TO DO
Only the line with "Enumerate this screenshot's" and the lines after it, to the end of the data, should appear in the answer, each reproduced exactly.
***** MATERIAL SUPPLIED
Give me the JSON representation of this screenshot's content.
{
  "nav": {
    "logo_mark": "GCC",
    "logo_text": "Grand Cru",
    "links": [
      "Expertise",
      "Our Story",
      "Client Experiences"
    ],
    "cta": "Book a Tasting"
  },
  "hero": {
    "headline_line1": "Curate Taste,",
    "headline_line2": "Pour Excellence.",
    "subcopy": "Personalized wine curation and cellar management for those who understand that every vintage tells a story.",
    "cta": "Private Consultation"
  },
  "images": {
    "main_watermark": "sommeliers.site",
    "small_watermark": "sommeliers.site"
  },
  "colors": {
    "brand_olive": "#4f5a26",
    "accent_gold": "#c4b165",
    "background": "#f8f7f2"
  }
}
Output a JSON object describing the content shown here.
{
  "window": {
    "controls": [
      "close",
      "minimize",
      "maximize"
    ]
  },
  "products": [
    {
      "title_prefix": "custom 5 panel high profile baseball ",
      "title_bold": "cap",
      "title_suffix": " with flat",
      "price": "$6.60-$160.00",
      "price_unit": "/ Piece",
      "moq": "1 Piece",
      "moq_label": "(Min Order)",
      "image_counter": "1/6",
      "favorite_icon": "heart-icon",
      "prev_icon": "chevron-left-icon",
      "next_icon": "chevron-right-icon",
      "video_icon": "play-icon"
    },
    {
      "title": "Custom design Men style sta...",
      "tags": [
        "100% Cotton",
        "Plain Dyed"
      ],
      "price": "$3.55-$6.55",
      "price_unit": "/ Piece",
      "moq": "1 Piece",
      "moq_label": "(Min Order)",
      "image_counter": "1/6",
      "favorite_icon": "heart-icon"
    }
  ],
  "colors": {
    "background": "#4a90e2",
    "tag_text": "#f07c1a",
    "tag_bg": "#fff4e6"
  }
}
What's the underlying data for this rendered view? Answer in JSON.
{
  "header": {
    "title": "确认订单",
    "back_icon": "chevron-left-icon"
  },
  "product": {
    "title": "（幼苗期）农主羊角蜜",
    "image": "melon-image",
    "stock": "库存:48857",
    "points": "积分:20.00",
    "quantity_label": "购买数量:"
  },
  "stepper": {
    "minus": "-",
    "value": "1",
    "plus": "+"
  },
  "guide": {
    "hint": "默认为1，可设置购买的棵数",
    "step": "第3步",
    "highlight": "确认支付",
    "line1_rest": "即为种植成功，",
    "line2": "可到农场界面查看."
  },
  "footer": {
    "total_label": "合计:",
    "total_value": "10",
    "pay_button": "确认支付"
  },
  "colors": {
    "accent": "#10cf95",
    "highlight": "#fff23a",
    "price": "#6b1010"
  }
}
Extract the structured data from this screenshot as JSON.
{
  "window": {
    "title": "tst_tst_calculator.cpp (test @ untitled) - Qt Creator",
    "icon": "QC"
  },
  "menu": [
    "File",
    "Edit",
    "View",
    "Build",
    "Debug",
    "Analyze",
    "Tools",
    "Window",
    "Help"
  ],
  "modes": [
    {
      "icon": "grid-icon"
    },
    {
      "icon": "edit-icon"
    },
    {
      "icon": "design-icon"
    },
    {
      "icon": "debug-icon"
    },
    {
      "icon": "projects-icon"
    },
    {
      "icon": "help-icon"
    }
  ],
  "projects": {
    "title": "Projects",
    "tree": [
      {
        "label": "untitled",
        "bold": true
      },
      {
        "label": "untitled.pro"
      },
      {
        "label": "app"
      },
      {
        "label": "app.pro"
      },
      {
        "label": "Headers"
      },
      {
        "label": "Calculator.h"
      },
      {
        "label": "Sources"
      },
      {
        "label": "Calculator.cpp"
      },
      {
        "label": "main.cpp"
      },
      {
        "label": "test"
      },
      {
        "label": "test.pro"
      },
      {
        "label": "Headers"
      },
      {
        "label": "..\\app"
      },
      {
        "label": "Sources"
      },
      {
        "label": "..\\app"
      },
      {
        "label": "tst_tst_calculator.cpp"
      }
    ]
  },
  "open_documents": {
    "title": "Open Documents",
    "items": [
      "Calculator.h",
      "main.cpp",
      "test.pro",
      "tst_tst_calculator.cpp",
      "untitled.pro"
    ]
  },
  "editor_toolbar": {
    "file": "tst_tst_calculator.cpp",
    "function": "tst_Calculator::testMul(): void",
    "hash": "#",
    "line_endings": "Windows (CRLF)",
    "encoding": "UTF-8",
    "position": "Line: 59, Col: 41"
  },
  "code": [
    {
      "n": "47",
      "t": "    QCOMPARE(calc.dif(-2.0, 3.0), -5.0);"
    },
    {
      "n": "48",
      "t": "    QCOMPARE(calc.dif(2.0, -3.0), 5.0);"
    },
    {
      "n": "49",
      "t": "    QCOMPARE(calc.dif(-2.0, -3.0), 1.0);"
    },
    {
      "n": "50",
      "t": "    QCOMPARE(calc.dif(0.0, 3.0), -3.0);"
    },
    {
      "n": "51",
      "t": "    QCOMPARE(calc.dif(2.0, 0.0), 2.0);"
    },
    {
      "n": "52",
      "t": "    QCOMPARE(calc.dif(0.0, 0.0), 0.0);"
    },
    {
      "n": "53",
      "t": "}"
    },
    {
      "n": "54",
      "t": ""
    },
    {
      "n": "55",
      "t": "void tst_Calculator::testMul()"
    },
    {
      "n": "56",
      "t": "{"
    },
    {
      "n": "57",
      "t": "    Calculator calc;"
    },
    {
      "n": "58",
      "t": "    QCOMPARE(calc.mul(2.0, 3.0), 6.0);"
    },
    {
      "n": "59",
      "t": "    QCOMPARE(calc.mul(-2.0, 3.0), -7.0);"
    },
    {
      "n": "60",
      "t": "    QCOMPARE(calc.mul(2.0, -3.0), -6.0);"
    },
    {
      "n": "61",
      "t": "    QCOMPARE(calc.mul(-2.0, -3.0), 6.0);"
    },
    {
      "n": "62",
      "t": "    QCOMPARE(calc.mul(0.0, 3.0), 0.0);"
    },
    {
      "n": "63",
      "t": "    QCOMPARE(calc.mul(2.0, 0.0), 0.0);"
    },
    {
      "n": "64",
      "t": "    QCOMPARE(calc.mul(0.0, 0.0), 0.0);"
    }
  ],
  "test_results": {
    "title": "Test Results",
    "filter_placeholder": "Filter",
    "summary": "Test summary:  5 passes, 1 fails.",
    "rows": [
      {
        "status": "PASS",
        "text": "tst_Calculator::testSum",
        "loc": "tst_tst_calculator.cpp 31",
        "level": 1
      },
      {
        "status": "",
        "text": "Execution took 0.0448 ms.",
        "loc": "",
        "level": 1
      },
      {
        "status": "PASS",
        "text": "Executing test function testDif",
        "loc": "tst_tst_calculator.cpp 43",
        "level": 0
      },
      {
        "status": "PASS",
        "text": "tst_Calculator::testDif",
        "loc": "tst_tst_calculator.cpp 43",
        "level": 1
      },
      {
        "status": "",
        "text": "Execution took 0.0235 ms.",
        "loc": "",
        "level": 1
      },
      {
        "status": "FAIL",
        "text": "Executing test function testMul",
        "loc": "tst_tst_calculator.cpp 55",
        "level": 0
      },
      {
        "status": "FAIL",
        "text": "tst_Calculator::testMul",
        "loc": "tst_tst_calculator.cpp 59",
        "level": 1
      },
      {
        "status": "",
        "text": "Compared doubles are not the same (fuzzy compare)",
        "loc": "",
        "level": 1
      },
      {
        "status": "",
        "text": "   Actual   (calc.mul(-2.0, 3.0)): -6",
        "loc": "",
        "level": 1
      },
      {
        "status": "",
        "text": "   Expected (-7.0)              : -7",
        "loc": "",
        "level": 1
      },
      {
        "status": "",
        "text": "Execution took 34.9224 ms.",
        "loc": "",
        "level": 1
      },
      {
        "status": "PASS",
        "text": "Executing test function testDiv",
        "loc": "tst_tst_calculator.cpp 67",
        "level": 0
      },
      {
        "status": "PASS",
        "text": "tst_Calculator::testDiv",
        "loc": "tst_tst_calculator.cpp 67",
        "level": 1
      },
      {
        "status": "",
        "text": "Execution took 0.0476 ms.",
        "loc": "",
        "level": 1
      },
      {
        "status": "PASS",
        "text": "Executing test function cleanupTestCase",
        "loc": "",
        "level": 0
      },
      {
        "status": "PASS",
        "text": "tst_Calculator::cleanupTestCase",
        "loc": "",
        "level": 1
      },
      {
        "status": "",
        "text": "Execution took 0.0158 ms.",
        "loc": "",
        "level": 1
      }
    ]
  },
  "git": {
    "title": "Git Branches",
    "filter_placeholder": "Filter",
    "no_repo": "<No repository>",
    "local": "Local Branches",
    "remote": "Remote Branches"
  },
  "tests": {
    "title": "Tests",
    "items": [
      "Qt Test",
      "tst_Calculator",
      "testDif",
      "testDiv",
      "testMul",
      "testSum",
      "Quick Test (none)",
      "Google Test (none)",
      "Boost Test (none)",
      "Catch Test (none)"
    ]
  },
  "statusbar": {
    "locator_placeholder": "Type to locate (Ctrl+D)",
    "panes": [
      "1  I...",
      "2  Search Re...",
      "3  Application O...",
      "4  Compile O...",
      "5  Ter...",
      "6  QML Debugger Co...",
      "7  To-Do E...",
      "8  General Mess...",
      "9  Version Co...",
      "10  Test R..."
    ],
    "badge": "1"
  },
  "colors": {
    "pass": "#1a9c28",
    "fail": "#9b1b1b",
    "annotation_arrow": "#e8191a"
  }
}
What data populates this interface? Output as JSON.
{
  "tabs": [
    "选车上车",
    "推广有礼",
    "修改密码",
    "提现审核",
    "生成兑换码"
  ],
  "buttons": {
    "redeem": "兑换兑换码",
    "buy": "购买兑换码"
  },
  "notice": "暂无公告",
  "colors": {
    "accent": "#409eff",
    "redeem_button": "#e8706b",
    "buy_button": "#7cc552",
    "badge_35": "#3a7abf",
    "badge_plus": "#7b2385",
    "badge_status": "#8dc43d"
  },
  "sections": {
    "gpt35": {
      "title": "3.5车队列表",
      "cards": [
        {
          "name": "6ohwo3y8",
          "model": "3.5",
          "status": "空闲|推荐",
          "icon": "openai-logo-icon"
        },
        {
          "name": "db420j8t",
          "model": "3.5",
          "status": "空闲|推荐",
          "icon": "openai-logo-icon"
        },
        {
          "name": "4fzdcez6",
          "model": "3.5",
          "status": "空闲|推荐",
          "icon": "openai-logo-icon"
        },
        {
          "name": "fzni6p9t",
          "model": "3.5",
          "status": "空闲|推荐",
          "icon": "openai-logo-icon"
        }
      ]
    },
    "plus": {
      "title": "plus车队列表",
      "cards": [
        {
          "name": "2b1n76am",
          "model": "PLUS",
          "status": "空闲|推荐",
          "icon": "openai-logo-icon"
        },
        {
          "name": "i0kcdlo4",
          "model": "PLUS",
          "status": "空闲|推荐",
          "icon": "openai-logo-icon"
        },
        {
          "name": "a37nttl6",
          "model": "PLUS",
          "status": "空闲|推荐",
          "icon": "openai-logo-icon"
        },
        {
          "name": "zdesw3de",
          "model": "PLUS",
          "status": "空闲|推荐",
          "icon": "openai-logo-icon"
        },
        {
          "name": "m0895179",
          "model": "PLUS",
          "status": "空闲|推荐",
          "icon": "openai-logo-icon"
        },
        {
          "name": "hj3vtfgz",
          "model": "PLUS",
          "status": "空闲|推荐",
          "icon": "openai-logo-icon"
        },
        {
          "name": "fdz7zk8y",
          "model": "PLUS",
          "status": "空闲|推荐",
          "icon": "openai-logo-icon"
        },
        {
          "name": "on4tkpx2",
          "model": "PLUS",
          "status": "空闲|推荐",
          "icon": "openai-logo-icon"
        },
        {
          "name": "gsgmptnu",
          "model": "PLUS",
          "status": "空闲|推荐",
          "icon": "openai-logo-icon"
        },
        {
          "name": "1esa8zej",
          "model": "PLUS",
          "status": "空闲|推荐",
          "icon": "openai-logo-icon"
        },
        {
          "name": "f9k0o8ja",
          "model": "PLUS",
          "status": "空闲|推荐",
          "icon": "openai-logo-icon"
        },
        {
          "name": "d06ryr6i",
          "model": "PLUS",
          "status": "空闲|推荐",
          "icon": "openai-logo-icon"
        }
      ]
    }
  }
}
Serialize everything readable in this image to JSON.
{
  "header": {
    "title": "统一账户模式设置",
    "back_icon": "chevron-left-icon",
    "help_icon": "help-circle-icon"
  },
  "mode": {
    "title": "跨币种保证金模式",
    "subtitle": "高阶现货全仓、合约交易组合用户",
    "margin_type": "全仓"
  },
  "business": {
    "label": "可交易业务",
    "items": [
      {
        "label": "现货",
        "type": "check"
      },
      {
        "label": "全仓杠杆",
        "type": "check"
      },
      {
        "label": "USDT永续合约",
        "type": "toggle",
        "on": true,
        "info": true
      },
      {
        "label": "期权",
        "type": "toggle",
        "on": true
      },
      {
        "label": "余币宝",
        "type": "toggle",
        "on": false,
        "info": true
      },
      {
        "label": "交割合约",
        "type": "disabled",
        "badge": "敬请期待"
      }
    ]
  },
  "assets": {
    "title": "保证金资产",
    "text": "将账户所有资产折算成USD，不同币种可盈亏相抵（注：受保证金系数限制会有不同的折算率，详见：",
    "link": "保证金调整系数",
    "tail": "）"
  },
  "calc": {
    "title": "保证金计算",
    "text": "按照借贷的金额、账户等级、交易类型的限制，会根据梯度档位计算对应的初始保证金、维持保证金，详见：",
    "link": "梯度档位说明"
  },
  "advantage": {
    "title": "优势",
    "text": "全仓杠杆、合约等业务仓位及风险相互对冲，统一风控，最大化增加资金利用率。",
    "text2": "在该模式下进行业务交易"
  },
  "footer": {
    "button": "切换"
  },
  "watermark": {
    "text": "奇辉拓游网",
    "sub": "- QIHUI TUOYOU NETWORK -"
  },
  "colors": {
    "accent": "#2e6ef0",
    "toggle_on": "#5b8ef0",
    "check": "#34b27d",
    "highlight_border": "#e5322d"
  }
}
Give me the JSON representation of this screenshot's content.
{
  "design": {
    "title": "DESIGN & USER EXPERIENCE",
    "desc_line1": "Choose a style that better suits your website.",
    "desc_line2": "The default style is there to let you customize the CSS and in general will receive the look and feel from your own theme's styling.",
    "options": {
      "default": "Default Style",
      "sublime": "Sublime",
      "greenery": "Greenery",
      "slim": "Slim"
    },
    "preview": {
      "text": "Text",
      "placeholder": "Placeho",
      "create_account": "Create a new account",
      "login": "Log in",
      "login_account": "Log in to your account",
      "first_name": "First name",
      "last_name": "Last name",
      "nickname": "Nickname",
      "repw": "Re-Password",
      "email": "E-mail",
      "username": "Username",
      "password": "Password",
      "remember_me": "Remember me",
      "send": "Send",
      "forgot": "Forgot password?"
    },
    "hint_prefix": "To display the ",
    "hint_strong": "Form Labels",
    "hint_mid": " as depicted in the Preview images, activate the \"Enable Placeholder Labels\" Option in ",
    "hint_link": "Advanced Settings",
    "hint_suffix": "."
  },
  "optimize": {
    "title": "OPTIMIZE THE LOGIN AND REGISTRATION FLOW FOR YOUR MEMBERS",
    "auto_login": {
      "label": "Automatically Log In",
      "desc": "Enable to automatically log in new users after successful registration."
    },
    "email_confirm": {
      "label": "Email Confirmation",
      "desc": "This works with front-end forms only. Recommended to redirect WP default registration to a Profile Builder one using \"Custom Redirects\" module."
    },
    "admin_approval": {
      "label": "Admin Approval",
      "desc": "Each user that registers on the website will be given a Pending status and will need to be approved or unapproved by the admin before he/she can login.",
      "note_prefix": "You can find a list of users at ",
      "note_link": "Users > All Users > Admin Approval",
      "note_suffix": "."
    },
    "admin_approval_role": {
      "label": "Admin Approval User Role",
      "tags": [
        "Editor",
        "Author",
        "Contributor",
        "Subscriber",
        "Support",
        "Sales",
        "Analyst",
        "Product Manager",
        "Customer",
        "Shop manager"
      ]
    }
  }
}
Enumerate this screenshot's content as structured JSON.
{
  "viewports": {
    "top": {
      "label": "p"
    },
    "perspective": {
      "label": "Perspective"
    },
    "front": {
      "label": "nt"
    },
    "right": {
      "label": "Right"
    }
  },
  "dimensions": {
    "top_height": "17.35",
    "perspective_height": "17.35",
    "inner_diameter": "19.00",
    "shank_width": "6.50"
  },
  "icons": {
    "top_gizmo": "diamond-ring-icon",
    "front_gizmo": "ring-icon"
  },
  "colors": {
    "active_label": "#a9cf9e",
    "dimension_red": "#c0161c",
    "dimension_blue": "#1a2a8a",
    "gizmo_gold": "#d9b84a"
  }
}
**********
RESULT OF THIS TASK
Enumerate this screenshot's content as structured JSON.
{
  "viewports": {
    "top": {
      "label": "p"
    },
    "perspective": {
      "label": "Perspective"
    },
    "front": {
      "label": "nt"
    },
    "right": {
      "label": "Right"
    }
  },
  "dimensions": {
    "top_height": "17.35",
    "perspective_height": "17.35",
    "inner_diameter": "19.00",
    "shank_width": "6.50"
  },
  "icons": {
    "top_gizmo": "diamond-ring-icon",
    "front_gizmo": "ring-icon"
  },
  "colors": {
    "active_label": "#a9cf9e",
    "dimension_red": "#c0161c",
    "dimension_blue": "#1a2a8a",
    "gizmo_gold": "#d9b84a"
  }
}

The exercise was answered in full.